June 2013 – MEB NARSUM sent to Physical Evaluation Board (PEB)

December 2013 – PEB rated 100% vision loss due to TBI, and 70% PTSD

January 2014 – notified that due to incompetency statement in NARSUM a legal guardian would need to be appointed, POA was not sufficient for payment/benefit purposes

February 2014 – officially medically retired

Bout damn time.


Tough Pill to Swallow

IMG_6933

 

Look at that mess of pills.  Some are shiny or brightly colored, the white ones come in different sizes.  They all go into Sean’s stomach every day.  That’s right, this is *1* day’s worth of medication.  You would think that with all these pills he’d be feeling pretty darn good every day.  I’ve seen first hand how each pill affects him, and the adverse effects when he does not take them.  I believe that (at least to some degree) they are helping him, and his doctors agree that he’s been more stable than not in the past two years.  Sean himself doesn’t want to make major changes to his medication regimen because he remembers how he felt and acted pre-medications.

2013 was a long year.  Sean had more pain than normal, experienced more periods of depression, contracted a nasty unidentified illness while in Mexico (he didn’t even drink the water) that took months of recovery, was diagnosed with gastroparesis (stomach is too slow to empty), and had more trouble generally accomplishing his goals.  We scaled way back, while still trying to participate in a few events to get ourselves engaged.  The past two months his migraines have been out of control and his pain levels over all have consistently increased.  The pain meds don’t seem to be helping the way they should.  I feel very helpless.  Tomorrow he will be seeing his doctor and I have been reviewing his daily health notes.  It’s sad to see the marked decline since October.  And scary.

I have accepted that we will have good days followed by bad days and that the cycle will continue.  I no longer panic every time he has a difficult day or a new symptom or weird behavior.  But when I see a consistent march downward, it frightens me.  Not because I fear the immediate future, but because no one knows what his health will be a year from now, or five years, or ten.  Is this a sign of what’s to come?

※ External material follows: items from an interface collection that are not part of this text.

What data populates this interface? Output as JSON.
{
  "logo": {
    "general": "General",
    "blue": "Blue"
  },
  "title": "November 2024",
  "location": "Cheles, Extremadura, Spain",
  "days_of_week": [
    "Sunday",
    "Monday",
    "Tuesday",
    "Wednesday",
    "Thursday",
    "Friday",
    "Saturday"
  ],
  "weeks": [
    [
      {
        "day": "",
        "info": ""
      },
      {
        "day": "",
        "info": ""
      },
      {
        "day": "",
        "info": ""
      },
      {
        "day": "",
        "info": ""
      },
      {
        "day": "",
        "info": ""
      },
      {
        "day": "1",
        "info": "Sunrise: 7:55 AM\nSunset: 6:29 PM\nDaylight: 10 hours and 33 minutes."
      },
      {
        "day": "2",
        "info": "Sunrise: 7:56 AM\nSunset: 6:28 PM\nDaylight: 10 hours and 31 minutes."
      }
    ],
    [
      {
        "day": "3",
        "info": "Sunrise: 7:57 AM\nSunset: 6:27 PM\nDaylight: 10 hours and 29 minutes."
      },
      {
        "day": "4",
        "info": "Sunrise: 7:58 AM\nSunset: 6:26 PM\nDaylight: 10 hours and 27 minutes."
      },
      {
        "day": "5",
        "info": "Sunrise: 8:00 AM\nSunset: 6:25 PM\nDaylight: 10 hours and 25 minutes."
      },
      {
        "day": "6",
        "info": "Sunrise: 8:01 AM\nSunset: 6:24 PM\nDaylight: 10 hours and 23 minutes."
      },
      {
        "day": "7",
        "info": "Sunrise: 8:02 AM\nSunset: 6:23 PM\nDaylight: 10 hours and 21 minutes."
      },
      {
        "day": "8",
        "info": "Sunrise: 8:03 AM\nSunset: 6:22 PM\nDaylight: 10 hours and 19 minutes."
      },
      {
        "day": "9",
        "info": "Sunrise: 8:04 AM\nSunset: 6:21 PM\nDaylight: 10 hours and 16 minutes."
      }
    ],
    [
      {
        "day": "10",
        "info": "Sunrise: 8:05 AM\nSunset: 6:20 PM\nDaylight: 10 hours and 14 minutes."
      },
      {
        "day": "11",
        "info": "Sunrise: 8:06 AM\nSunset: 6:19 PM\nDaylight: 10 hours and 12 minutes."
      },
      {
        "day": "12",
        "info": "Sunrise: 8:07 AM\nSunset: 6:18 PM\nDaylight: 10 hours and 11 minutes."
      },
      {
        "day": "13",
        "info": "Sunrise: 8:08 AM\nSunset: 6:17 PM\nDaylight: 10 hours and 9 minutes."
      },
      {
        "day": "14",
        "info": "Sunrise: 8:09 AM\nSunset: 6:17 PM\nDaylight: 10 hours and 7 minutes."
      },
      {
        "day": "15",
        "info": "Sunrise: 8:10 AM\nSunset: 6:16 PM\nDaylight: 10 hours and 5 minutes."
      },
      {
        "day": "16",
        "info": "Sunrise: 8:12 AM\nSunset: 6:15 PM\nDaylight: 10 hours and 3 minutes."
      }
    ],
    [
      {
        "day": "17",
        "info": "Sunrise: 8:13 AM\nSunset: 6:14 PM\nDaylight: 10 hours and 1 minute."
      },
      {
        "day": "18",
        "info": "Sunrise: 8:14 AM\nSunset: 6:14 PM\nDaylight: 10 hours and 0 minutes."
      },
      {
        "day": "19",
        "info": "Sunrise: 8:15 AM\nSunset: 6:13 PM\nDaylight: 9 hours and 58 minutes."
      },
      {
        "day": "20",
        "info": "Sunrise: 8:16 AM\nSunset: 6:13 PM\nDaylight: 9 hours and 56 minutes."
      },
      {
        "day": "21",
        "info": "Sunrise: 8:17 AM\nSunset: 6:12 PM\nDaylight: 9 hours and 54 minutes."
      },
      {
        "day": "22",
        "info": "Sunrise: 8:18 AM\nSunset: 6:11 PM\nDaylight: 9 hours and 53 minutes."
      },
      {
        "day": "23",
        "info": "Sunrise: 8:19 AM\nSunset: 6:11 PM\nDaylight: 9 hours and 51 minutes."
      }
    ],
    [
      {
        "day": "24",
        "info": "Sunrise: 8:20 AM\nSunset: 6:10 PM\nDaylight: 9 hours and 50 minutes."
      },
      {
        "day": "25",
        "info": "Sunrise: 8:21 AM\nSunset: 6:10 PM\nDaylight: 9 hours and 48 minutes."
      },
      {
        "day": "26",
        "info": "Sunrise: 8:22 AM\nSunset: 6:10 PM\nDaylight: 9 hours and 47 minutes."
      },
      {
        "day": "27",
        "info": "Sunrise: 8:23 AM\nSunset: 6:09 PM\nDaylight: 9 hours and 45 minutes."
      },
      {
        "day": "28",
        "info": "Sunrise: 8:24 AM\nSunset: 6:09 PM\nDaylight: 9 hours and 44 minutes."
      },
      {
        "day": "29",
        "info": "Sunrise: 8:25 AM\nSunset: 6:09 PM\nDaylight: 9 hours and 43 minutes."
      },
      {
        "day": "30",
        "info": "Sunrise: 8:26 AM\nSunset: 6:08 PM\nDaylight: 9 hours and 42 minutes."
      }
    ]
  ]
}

Last night was a particularly bad night.  Incredible pain.  Pain meds were no help.  He was up and down all night long, unsteady on his feet and needing help getting around.  He finally went to sleep around 7 AM this morning.  His poor dog was up all night, too, worrying over him and trying to let me know that his dad wasn’t feeling well.  I am praying they both sleep well tonight.